To do -
Down to the last line, set the entries down again exactly.
*** Opening Input records ***
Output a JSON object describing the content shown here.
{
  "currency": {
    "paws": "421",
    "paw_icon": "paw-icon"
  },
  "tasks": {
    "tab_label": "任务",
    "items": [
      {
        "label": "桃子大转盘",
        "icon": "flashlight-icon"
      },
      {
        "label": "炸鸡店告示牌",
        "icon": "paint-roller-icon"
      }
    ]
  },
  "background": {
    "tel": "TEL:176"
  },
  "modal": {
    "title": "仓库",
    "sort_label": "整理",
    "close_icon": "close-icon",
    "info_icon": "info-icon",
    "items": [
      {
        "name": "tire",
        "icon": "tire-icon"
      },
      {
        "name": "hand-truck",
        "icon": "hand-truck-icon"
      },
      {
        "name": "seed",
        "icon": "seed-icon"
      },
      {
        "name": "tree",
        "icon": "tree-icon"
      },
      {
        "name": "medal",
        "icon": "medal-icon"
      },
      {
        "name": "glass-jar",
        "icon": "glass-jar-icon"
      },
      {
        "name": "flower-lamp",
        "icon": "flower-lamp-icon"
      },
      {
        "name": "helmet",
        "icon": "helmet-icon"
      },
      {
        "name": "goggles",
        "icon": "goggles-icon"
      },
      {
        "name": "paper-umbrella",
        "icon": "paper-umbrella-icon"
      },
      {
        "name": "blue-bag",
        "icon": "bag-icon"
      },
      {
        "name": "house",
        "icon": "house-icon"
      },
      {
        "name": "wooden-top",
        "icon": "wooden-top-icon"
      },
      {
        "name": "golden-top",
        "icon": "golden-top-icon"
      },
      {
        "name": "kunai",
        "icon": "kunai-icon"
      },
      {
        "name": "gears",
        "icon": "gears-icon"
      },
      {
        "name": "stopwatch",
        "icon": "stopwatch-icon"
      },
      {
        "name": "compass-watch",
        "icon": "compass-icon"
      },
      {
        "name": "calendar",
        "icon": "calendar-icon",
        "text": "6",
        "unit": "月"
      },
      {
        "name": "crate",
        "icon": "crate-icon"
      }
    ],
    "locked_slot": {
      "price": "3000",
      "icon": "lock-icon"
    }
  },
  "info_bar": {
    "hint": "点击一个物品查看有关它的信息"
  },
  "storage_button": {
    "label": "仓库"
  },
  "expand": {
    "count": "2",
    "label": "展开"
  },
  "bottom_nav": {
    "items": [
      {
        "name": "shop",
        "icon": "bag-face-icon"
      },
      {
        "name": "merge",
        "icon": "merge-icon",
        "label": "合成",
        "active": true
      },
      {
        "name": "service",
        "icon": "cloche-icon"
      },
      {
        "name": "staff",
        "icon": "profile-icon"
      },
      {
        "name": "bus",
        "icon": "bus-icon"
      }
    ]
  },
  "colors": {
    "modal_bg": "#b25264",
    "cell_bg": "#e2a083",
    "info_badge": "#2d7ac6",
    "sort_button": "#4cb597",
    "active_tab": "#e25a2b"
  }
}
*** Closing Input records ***
Exercise response -
Output a JSON object describing the content shown here.
{
  "currency": {
    "paws": "421",
    "paw_icon": "paw-icon"
  },
  "tasks": {
    "tab_label": "任务",
    "items": [
      {
        "label": "桃子大转盘",
        "icon": "flashlight-icon"
      },
      {
        "label": "炸鸡店告示牌",
        "icon": "paint-roller-icon"
      }
    ]
  },
  "background": {
    "tel": "TEL:176"
  },
  "modal": {
    "title": "仓库",
    "sort_label": "整理",
    "close_icon": "close-icon",
    "info_icon": "info-icon",
    "items": [
      {
        "name": "tire",
        "icon": "tire-icon"
      },
      {
        "name": "hand-truck",
        "icon": "hand-truck-icon"
      },
      {
        "name": "seed",
        "icon": "seed-icon"
      },
      {
        "name": "tree",
        "icon": "tree-icon"
      },
      {
        "name": "medal",
        "icon": "medal-icon"
      },
      {
        "name": "glass-jar",
        "icon": "glass-jar-icon"
      },
      {
        "name": "flower-lamp",
        "icon": "flower-lamp-icon"
      },
      {
        "name": "helmet",
        "icon": "helmet-icon"
      },
      {
        "name": "goggles",
        "icon": "goggles-icon"
      },
      {
        "name": "paper-umbrella",
        "icon": "paper-umbrella-icon"
      },
      {
        "name": "blue-bag",
        "icon": "bag-icon"
      },
      {
        "name": "house",
        "icon": "house-icon"
      },
      {
        "name": "wooden-top",
        "icon": "wooden-top-icon"
      },
      {
        "name": "golden-top",
        "icon": "golden-top-icon"
      },
      {
        "name": "kunai",
        "icon": "kunai-icon"
      },
      {
        "name": "gears",
        "icon": "gears-icon"
      },
      {
        "name": "stopwatch",
        "icon": "stopwatch-icon"
      },
      {
        "name": "compass-watch",
        "icon": "compass-icon"
      },
      {
        "name": "calendar",
        "icon": "calendar-icon",
        "text": "6",
        "unit": "月"
      },
      {
        "name": "crate",
        "icon": "crate-icon"
      }
    ],
    "locked_slot": {
      "price": "3000",
      "icon": "lock-icon"
    }
  },
  "info_bar": {
    "hint": "点击一个物品查看有关它的信息"
  },
  "storage_button": {
    "label": "仓库"
  },
  "expand": {
    "count": "2",
    "label": "展开"
  },
  "bottom_nav": {
    "items": [
      {
        "name": "shop",
        "icon": "bag-face-icon"
      },
      {
        "name": "merge",
        "icon": "merge-icon",
        "label": "合成",
        "active": true
      },
      {
        "name": "service",
        "icon": "cloche-icon"
      },
      {
        "name": "staff",
        "icon": "profile-icon"
      },
      {
        "name": "bus",
        "icon": "bus-icon"
      }
    ]
  },
  "colors": {
    "modal_bg": "#b25264",
    "cell_bg": "#e2a083",
    "info_badge": "#2d7ac6",
    "sort_button": "#4cb597",
    "active_tab": "#e25a2b"
  }
}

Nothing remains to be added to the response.